_GIVEN RECORDS:_
<<<<

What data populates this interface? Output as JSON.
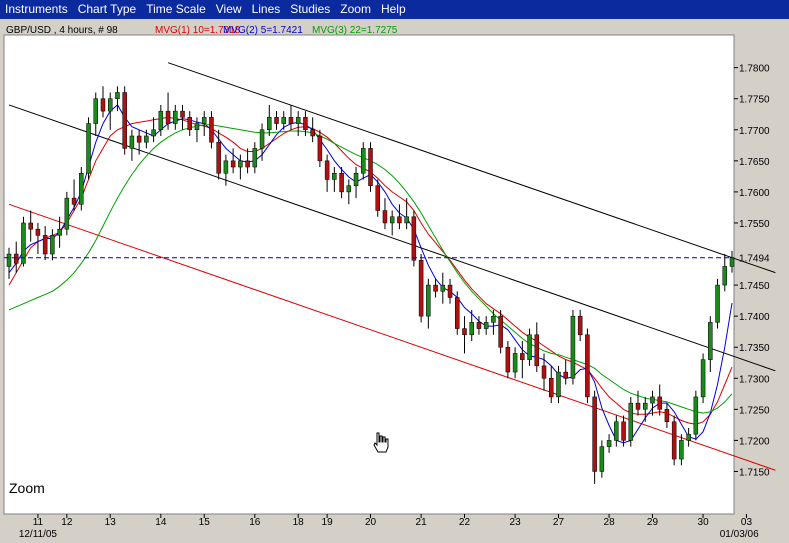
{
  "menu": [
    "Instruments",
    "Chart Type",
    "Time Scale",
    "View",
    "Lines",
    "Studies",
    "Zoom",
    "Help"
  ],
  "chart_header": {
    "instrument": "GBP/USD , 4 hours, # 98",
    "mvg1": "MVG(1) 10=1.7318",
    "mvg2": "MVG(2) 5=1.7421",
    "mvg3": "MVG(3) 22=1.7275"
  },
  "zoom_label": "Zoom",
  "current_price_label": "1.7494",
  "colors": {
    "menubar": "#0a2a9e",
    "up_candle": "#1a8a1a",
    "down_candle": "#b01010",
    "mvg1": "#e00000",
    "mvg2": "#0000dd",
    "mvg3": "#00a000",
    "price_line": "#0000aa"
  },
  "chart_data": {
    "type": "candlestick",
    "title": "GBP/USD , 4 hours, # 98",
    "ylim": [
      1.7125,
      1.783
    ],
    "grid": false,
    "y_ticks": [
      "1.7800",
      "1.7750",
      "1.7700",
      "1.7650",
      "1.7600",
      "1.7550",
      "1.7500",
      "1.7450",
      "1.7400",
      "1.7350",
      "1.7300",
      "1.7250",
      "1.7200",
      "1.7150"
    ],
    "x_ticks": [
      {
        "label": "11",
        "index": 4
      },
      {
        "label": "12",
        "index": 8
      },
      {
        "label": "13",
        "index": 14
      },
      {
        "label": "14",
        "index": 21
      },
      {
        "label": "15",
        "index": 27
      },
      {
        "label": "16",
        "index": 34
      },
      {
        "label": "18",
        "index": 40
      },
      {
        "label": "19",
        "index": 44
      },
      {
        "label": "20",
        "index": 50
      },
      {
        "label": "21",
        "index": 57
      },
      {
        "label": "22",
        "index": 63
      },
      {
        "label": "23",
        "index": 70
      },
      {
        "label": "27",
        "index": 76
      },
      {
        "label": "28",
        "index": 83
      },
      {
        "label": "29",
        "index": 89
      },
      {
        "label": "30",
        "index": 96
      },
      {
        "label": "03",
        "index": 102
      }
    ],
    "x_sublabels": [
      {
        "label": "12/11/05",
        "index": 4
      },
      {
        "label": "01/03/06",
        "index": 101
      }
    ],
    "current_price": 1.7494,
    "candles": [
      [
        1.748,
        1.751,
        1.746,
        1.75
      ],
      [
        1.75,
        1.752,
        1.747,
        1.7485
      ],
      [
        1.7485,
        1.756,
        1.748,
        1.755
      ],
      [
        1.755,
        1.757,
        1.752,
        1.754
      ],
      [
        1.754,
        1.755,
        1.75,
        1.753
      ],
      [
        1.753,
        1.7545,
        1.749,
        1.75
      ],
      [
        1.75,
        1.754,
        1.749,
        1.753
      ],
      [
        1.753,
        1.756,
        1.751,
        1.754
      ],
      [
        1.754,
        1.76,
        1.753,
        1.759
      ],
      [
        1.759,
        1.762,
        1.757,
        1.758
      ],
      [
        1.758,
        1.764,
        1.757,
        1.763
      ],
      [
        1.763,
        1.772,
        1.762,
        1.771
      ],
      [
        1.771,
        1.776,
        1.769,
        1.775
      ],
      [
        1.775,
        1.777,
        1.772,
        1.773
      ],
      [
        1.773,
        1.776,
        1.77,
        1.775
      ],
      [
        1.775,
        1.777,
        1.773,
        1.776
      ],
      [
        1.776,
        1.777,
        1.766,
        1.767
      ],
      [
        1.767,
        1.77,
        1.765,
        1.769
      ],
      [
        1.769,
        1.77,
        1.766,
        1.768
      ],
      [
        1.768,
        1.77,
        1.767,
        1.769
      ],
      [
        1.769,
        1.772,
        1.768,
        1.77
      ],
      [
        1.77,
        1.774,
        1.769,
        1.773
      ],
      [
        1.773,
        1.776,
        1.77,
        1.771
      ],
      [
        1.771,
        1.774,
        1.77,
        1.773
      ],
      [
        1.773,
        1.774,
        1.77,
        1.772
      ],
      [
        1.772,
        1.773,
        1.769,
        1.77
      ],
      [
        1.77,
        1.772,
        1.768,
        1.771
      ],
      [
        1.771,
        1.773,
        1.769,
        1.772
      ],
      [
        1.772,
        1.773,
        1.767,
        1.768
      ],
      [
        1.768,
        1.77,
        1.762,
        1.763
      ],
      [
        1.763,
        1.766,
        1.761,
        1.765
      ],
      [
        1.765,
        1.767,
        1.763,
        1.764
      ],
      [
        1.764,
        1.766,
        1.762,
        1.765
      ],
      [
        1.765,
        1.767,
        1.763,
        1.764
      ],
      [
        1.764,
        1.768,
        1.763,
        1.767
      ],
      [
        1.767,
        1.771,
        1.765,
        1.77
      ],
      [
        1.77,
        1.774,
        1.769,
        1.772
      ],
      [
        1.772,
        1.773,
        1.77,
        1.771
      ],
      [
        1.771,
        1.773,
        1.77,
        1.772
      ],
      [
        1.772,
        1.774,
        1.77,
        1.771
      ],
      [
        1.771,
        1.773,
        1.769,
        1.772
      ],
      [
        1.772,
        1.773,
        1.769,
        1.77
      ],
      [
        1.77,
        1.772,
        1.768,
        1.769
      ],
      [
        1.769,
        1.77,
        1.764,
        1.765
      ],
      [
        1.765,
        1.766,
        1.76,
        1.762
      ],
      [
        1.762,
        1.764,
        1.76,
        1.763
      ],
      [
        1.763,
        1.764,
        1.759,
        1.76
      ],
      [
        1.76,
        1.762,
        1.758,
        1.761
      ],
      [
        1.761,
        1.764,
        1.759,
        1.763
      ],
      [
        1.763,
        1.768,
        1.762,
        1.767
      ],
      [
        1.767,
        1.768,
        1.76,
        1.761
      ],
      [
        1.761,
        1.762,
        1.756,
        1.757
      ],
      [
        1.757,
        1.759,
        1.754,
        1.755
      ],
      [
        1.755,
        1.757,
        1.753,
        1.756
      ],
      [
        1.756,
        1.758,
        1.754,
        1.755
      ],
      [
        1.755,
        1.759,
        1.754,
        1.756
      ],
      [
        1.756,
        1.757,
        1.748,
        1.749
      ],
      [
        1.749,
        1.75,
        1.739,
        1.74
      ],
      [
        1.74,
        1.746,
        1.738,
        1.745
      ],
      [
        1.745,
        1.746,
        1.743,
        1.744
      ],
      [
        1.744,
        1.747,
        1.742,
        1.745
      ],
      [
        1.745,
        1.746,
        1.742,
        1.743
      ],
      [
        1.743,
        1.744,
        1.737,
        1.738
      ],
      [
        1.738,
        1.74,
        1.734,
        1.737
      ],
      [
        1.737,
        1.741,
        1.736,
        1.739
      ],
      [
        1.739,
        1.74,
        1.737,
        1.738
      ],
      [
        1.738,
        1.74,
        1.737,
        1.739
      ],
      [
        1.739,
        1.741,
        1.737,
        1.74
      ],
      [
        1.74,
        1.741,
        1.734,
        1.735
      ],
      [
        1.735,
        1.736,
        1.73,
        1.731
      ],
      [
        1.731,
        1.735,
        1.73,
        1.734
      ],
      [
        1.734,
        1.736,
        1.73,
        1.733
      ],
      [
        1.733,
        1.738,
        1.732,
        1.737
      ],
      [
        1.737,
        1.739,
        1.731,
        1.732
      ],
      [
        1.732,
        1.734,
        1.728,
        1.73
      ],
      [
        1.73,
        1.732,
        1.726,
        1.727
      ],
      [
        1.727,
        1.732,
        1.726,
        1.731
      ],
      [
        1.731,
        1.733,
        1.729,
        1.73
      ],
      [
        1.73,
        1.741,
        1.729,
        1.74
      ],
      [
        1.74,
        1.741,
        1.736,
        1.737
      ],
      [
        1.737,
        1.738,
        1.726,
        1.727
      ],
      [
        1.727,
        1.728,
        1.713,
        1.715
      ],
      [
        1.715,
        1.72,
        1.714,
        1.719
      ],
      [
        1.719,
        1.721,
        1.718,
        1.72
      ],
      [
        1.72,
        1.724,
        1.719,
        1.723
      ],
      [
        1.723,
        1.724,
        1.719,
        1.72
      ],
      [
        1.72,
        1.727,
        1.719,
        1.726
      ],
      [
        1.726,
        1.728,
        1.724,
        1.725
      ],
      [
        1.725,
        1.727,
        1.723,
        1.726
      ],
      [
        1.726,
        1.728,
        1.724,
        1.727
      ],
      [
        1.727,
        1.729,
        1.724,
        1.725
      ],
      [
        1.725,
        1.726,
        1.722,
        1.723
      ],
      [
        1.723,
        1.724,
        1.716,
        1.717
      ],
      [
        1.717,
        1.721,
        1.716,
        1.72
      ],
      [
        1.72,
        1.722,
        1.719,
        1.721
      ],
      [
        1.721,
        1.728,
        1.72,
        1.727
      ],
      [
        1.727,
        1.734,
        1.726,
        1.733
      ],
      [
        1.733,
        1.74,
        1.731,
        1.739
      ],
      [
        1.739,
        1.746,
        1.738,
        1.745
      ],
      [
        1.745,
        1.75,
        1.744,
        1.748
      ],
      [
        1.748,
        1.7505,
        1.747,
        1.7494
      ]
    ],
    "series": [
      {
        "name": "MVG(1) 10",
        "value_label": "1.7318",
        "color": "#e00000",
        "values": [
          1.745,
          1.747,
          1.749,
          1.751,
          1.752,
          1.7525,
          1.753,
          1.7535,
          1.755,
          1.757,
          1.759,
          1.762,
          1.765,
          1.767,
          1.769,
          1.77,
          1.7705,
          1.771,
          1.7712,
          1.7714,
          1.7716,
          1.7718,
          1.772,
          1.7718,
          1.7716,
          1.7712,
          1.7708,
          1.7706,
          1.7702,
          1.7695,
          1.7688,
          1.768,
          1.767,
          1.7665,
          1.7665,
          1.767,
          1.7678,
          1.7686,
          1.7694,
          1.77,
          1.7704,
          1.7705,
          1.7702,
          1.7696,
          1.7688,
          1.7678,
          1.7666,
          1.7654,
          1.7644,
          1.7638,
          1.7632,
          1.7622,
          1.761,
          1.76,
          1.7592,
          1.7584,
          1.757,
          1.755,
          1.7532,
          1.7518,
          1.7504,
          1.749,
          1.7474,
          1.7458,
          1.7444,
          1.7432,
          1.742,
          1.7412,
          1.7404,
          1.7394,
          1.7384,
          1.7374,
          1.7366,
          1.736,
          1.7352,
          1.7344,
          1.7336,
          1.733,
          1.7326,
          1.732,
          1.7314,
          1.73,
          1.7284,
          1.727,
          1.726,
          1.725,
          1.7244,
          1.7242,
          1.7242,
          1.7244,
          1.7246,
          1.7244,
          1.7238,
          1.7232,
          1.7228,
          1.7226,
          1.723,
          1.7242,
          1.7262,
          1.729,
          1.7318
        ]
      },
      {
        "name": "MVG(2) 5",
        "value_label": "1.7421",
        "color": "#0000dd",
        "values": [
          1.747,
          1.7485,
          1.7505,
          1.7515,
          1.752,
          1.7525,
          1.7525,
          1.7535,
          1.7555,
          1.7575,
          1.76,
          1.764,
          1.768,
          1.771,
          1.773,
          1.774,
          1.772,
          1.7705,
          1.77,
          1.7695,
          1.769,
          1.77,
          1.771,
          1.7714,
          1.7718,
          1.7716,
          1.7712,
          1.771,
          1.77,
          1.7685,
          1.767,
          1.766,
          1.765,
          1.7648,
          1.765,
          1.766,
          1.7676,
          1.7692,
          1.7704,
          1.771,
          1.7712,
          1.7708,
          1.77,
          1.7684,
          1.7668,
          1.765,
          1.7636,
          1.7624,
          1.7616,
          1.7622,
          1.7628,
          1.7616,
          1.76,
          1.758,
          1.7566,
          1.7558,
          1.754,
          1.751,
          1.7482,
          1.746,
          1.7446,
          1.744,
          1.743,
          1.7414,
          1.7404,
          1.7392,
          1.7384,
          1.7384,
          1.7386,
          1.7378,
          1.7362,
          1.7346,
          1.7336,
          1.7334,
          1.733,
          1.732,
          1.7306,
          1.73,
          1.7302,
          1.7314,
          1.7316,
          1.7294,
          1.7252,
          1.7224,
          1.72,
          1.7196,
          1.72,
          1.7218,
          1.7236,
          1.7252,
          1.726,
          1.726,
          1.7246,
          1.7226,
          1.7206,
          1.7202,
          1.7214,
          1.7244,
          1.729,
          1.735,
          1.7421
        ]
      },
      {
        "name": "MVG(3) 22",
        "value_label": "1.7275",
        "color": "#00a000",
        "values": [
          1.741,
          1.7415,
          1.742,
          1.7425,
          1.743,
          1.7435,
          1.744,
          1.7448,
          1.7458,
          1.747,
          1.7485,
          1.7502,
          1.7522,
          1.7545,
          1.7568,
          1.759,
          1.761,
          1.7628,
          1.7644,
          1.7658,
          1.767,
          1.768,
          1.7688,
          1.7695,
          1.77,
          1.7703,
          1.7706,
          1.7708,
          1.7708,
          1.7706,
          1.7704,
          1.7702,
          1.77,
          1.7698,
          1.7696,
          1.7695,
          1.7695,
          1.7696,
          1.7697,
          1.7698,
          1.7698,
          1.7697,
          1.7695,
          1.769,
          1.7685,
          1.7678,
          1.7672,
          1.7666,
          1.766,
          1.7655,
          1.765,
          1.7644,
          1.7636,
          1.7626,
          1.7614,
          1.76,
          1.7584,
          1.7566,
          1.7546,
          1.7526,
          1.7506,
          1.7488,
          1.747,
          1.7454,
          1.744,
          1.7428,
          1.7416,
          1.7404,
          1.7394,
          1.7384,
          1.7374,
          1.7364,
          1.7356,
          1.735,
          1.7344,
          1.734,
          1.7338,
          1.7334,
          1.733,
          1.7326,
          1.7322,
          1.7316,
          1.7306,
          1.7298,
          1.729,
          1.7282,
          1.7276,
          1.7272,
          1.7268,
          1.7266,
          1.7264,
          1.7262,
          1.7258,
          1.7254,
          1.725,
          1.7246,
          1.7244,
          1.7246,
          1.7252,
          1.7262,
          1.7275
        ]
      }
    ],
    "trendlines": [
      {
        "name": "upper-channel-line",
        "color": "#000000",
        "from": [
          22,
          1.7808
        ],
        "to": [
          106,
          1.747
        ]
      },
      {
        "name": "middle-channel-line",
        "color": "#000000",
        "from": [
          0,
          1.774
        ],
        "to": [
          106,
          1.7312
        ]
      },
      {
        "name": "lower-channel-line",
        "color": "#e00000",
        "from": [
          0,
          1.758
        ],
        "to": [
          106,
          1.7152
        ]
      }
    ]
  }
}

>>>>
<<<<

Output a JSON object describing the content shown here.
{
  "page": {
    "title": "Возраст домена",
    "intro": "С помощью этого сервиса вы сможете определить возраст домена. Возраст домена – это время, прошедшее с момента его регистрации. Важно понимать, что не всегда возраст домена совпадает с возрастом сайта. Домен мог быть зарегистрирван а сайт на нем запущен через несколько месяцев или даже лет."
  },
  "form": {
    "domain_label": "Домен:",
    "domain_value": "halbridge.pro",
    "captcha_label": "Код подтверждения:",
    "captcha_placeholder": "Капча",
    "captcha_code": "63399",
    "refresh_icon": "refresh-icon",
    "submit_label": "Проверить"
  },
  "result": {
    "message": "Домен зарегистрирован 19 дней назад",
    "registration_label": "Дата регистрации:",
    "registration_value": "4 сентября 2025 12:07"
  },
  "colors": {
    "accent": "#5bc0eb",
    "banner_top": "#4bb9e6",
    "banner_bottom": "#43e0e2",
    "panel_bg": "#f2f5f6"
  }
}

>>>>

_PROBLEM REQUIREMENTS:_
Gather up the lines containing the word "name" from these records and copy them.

_RESULT:_
        "name": "MVG(1) 10",
        "name": "MVG(2) 5",
        "name": "MVG(3) 22",
        "name": "upper-channel-line",
        "name": "middle-channel-line",
        "name": "lower-channel-line",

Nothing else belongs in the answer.